I agree. I was told I should use 'pasado' if it means something in the past.
I think this is because the actual phrase "last night" is not technically referring to yesterday's night, most of us just interpret it like it does. A more accurate phrase would be this "past night". Am I right?
Is it just me, or do a lot of these 'last' phrases sound like they came directly from Lord of the Rings or Star Trek?
Maybe if they were sung by Linda Ronstadt or Bruno Mars they'd sound better.
I keep getting an ominous feeling from duolingo. First i have to say my final words, then it says the last night is long... duo, bro, please dont kill me
Could anyone please explain why ultima comes before noche ? I know that usually the adjective comes after but why is this an exception? Or is just one of those things like "This is just one of the exceptions and you have to remember that"
It may be because it is describing a time, like how you say "Son las diez en la manaña" rather than another way around
Exactly.. My question is same. Why is ultima before night.
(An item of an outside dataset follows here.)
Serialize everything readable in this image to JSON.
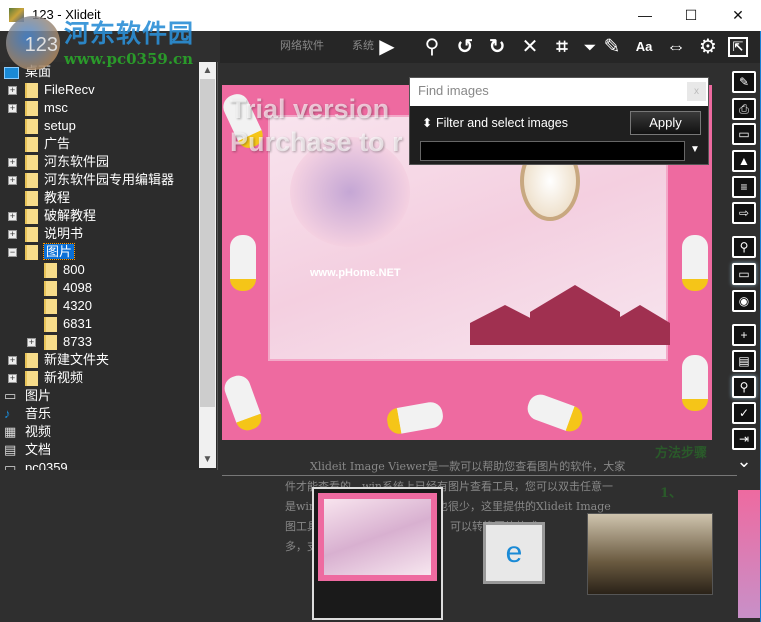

We have always placed adjectives after noun.. Like.. Un animal útil.. Then why not here.. Please explain
Nights this statement could be used to describe: -September 16, 1862 -July 2, 1863 -June 5, 1944
Still no answer why tge word order changes from classic 'la noche ultima" to "la ultima noche"? Duo, please reply.
Out of context, this seems like something a person in the death row would say
Can it also be ''la última noche es alta?'' Since this means long as well. My native language is Dutch, so sometimes I'm struggling with the double translations as well :)
Why do you give 'gloom' as an option if you don't accept it? Duolingo, you are loco
Me, as a native English speaker, find that "The last night is long" is not correct English and that "Last night was long" is correct. (which i did)
Different last. Anoche is last night. Using última is like saying the last day of school is fun. El última día de escuela es divertido. I'm a native English speaker but to me it makes sense you just have to remember that in English last can have different meanings. In Spanish they just have different words for those meanings.
At least I got it correct, but I felt weird putting "The last night is long."
I think that this sentence doesn't make sense! who would ever say "the last night is long"? should have at least been fue large...
My god. Duo is in a very morbid mood lately. First "The final moment is mine" and then "Your last words" and now this!
The last night is long sound dumb why not last night was long it sounds most propriate
Shouldn't it be in a past tense in English? I answered, "last night was long" and apparently it was the wrong answer.
I can't help thinking that "the last night is long" sounds like a spy password
Ultima is final but doesn't show it in the options of course it will be wrong if we have not been shown correctly
Yet another weird sentence with no context. What lesson are we supposed to learn? Consider the word "última" In English, "ultimate" has the sense of the absolutely final, the last that will ever occur. . In Spanish, "última" can mean simply "the last in a sequence." So the last stop by a train is "la ultima parada." Or, in our sentence, "the last night is long."
One of the better tracks from one of my favorite albums of all time: "La Última Noche" from "Señor Bolero" by José Feliciano. (Note: NOT "Señor Bolero II")
A great collection of Boleros (Romantic Ballads) - all in Spanish, except for a couple lines in English in one song. I can't wait until I can understand the lyrics!